All history was a palimpsest, scraped clean and reinscribed exactly as often as necessary. In no case would it have been possible, once the deed was done, to prove that any falsification had taken place. –George Orwell, 1984
As readers of this blog know, on November 29, 2017, I was detained and interrogated for several hours by members of the Lodi Police Department and Bergen County Prosecutors Office on suspicion of being an “active shooter.” Though I was not formally charged with a crime, my detention was arguably tantamount to a full arrest: I was involuntarily transported from the original place of detention to a nearby police station, involuntarily held there for a few hours, and involuntarily questioned, despite repeated invocations of my Fifth Amendment right to remain silent. Eventually, I was released without further incident.

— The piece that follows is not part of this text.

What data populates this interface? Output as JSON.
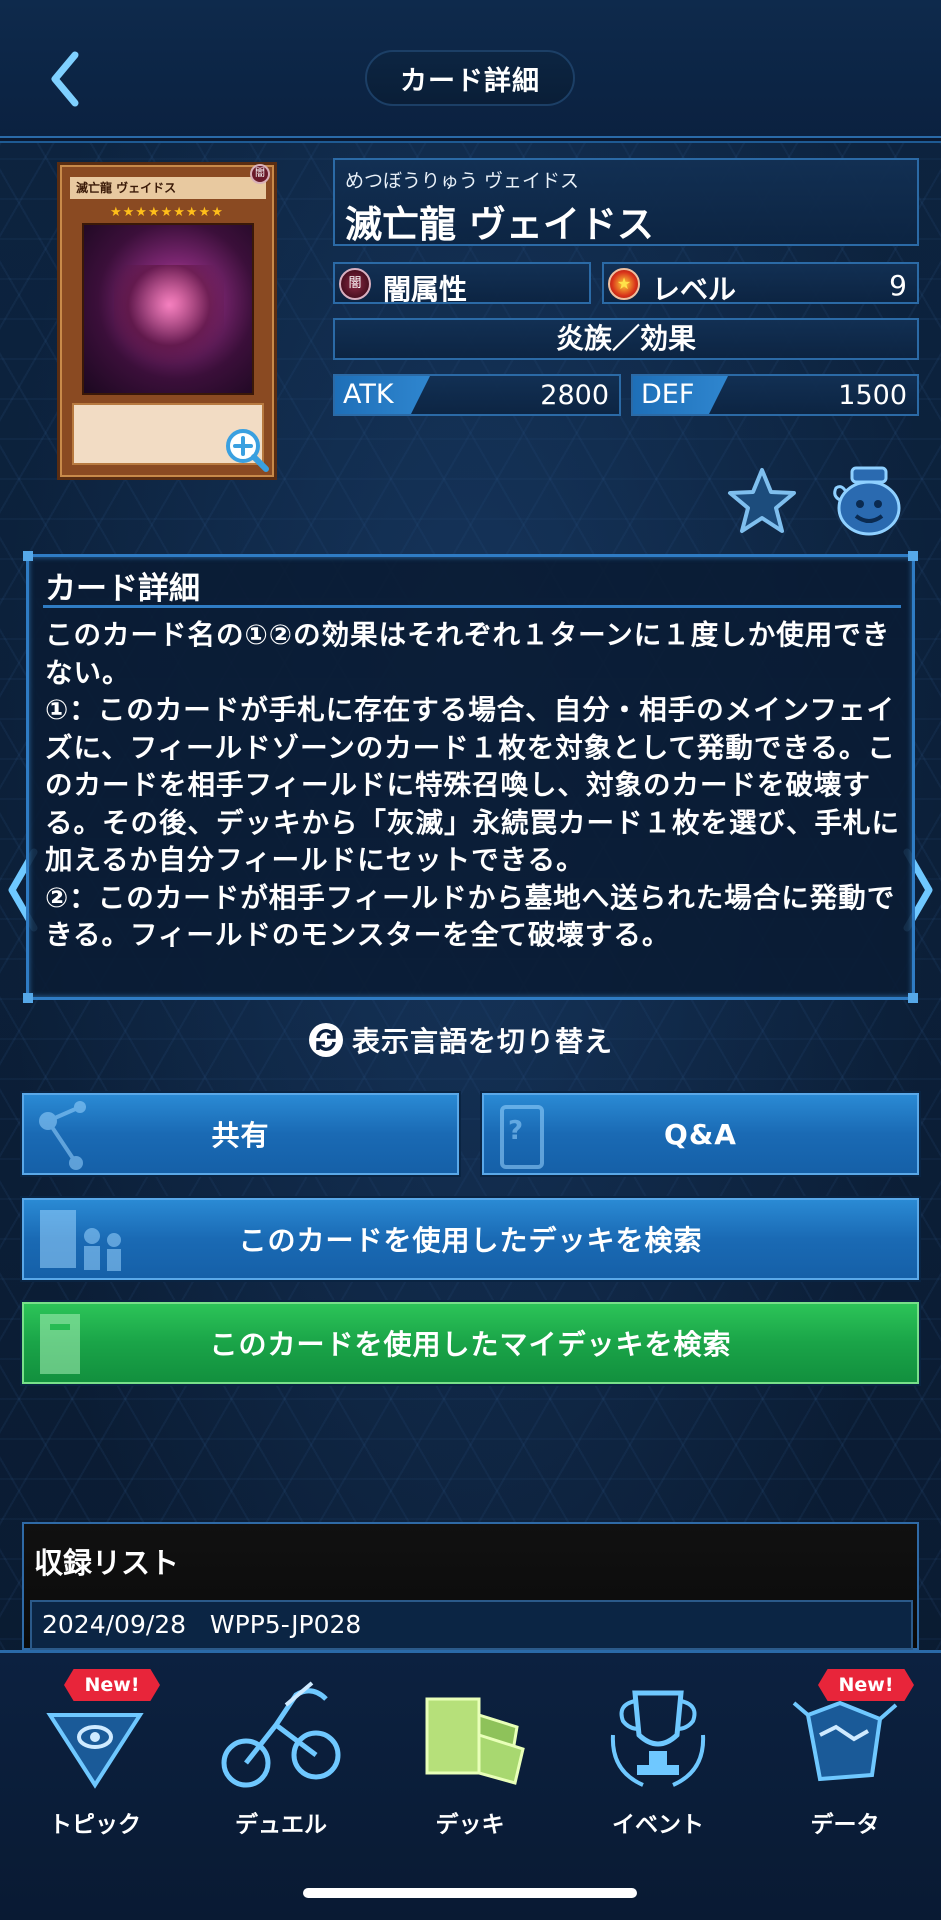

A few weeks ago, I sent Open Public Records Act requests to both agencies for documentation of my detention. The Lodi Police Department responded to my request with a 21 page document. The Bergen County Prosecutors Office responded with a one page letter. Both sets of documents are instructive, both for what they say and for what they omit. Continue reading
A passage from a blog post by Steve Horwitz at BHL:
Here are a few thoughts for college libertarians who are able to invite speakers to campus and how they might do so in the most productive ways.
Let me start by saying that the sort of interruptions we’ve seen this week with Yaron Brook and Christina Hoff Sommers are utterly unacceptable. Those who disrupt planned presentations with official permission to use space and students expecting a talk should be forcibly removed from the room and subject to the relevant disciplinary consequences. There should be no negotiating with anti-intellectual terrorists. They should feel free to ask questions when the time comes or protest outside the building in ways that do not prevent those who wish to attend from attending. No excuses.
A question for Horwitz et al: what if “those who disrupt planned presentations with official permission to use space” on campus call themselves “the Israel Defense Forces” (IDF) and are sent by something that calls itself the Civil Administration of Judea and Samaria? Should they be “forcibly removed”? Forcibly removing them is what a policy of “no excuses” would really entail. Continue reading